**** Records shown ****

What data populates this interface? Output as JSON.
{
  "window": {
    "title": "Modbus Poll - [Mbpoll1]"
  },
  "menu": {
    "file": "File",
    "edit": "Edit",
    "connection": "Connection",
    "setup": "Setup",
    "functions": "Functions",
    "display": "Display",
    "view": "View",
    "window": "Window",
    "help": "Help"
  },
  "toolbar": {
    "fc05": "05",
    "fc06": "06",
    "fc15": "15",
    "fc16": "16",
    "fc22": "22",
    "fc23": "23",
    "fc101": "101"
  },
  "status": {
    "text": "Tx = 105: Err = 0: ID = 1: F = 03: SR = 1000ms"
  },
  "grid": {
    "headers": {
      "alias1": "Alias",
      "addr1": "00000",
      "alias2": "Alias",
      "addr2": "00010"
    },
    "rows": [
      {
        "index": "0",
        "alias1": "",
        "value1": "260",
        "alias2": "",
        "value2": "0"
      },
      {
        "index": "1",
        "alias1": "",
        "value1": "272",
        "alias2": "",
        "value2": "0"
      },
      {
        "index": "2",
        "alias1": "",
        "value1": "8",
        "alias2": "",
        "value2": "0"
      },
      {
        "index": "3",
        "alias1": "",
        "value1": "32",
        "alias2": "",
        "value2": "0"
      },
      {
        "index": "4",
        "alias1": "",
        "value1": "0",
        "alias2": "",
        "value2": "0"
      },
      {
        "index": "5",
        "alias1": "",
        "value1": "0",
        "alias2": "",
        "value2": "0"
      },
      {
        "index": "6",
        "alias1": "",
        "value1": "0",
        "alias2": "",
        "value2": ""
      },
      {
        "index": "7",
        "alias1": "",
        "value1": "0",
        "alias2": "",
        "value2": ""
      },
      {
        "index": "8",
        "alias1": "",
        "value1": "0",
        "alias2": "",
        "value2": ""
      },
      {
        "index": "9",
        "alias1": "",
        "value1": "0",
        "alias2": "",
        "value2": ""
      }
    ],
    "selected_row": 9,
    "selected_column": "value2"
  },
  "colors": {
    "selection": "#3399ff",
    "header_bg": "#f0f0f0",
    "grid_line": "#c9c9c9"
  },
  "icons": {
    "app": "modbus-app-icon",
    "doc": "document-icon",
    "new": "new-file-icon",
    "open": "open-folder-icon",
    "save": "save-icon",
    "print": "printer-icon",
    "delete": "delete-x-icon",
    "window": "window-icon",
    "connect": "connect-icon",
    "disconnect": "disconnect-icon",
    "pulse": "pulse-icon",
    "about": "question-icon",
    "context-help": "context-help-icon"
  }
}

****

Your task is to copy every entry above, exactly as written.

What data populates this interface? Output as JSON.
{
  "window": {
    "title": "Modbus Poll - [Mbpoll1]"
  },
  "menu": {
    "file": "File",
    "edit": "Edit",
    "connection": "Connection",
    "setup": "Setup",
    "functions": "Functions",
    "display": "Display",
    "view": "View",
    "window": "Window",
    "help": "Help"
  },
  "toolbar": {
    "fc05": "05",
    "fc06": "06",
    "fc15": "15",
    "fc16": "16",
    "fc22": "22",
    "fc23": "23",
    "fc101": "101"
  },
  "status": {
    "text": "Tx = 105: Err = 0: ID = 1: F = 03: SR = 1000ms"
  },
  "grid": {
    "headers": {
      "alias1": "Alias",
      "addr1": "00000",
      "alias2": "Alias",
      "addr2": "00010"
    },
    "rows": [
      {
        "index": "0",
        "alias1": "",
        "value1": "260",
        "alias2": "",
        "value2": "0"
      },
      {
        "index": "1",
        "alias1": "",
        "value1": "272",
        "alias2": "",
        "value2": "0"
      },
      {
        "index": "2",
        "alias1": "",
        "value1": "8",
        "alias2": "",
        "value2": "0"
      },
      {
        "index": "3",
        "alias1": "",
        "value1": "32",
        "alias2": "",
        "value2": "0"
      },
      {
        "index": "4",
        "alias1": "",
        "value1": "0",
        "alias2": "",
        "value2": "0"
      },
      {
        "index": "5",
        "alias1": "",
        "value1": "0",
        "alias2": "",
        "value2": "0"
      },
      {
        "index": "6",
        "alias1": "",
        "value1": "0",
        "alias2": "",
        "value2": ""
      },
      {
        "index": "7",
        "alias1": "",
        "value1": "0",
        "alias2": "",
        "value2": ""
      },
      {
        "index": "8",
        "alias1": "",
        "value1": "0",
        "alias2": "",
        "value2": ""
      },
      {
        "index": "9",
        "alias1": "",
        "value1": "0",
        "alias2": "",
        "value2": ""
      }
    ],
    "selected_row": 9,
    "selected_column": "value2"
  },
  "colors": {
    "selection": "#3399ff",
    "header_bg": "#f0f0f0",
    "grid_line": "#c9c9c9"
  },
  "icons": {
    "app": "modbus-app-icon",
    "doc": "document-icon",
    "new": "new-file-icon",
    "open": "open-folder-icon",
    "save": "save-icon",
    "print": "printer-icon",
    "delete": "delete-x-icon",
    "window": "window-icon",
    "connect": "connect-icon",
    "disconnect": "disconnect-icon",
    "pulse": "pulse-icon",
    "about": "question-icon",
    "context-help": "context-help-icon"
  }
}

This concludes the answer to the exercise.